Required work
Each entry below must be written out exactly, with pictures left out.

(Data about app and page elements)
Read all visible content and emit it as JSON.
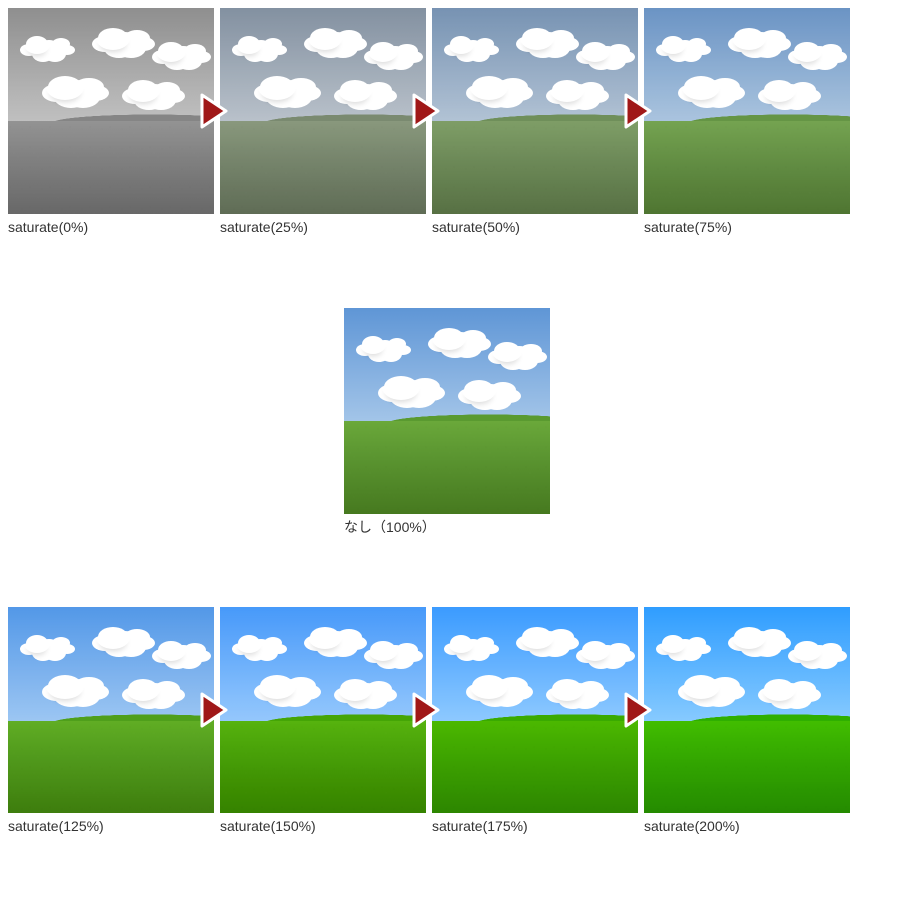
{
  "rows": [
    {
      "align": "left",
      "items": [
        {
          "label": "saturate(0%)",
          "sat_class": "sat0",
          "arrow_after": true
        },
        {
          "label": "saturate(25%)",
          "sat_class": "sat25",
          "arrow_after": true
        },
        {
          "label": "saturate(50%)",
          "sat_class": "sat50",
          "arrow_after": true
        },
        {
          "label": "saturate(75%)",
          "sat_class": "sat75",
          "arrow_after": false
        }
      ]
    },
    {
      "align": "center",
      "items": [
        {
          "label": "なし（100%）",
          "sat_class": "sat100",
          "arrow_after": false
        }
      ]
    },
    {
      "align": "left",
      "items": [
        {
          "label": "saturate(125%)",
          "sat_class": "sat125",
          "arrow_after": true
        },
        {
          "label": "saturate(150%)",
          "sat_class": "sat150",
          "arrow_after": true
        },
        {
          "label": "saturate(175%)",
          "sat_class": "sat175",
          "arrow_after": true
        },
        {
          "label": "saturate(200%)",
          "sat_class": "sat200",
          "arrow_after": false
        }
      ]
    }
  ],
  "colors": {
    "arrow_fill": "#a01818",
    "arrow_stroke": "#ffffff",
    "sky_top": "#5f96d6",
    "sky_bottom": "#a9c9ea"
  }
}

Task response
Read all visible content and emit it as JSON.
{
  "rows": [
    {
      "align": "left",
      "items": [
        {
          "label": "saturate(0%)",
          "sat_class": "sat0",
          "arrow_after": true
        },
        {
          "label": "saturate(25%)",
          "sat_class": "sat25",
          "arrow_after": true
        },
        {
          "label": "saturate(50%)",
          "sat_class": "sat50",
          "arrow_after": true
        },
        {
          "label": "saturate(75%)",
          "sat_class": "sat75",
          "arrow_after": false
        }
      ]
    },
    {
      "align": "center",
      "items": [
        {
          "label": "なし（100%）",
          "sat_class": "sat100",
          "arrow_after": false
        }
      ]
    },
    {
      "align": "left",
      "items": [
        {
          "label": "saturate(125%)",
          "sat_class": "sat125",
          "arrow_after": true
        },
        {
          "label": "saturate(150%)",
          "sat_class": "sat150",
          "arrow_after": true
        },
        {
          "label": "saturate(175%)",
          "sat_class": "sat175",
          "arrow_after": true
        },
        {
          "label": "saturate(200%)",
          "sat_class": "sat200",
          "arrow_after": false
        }
      ]
    }
  ],
  "colors": {
    "arrow_fill": "#a01818",
    "arrow_stroke": "#ffffff",
    "sky_top": "#5f96d6",
    "sky_bottom": "#a9c9ea"
  }
}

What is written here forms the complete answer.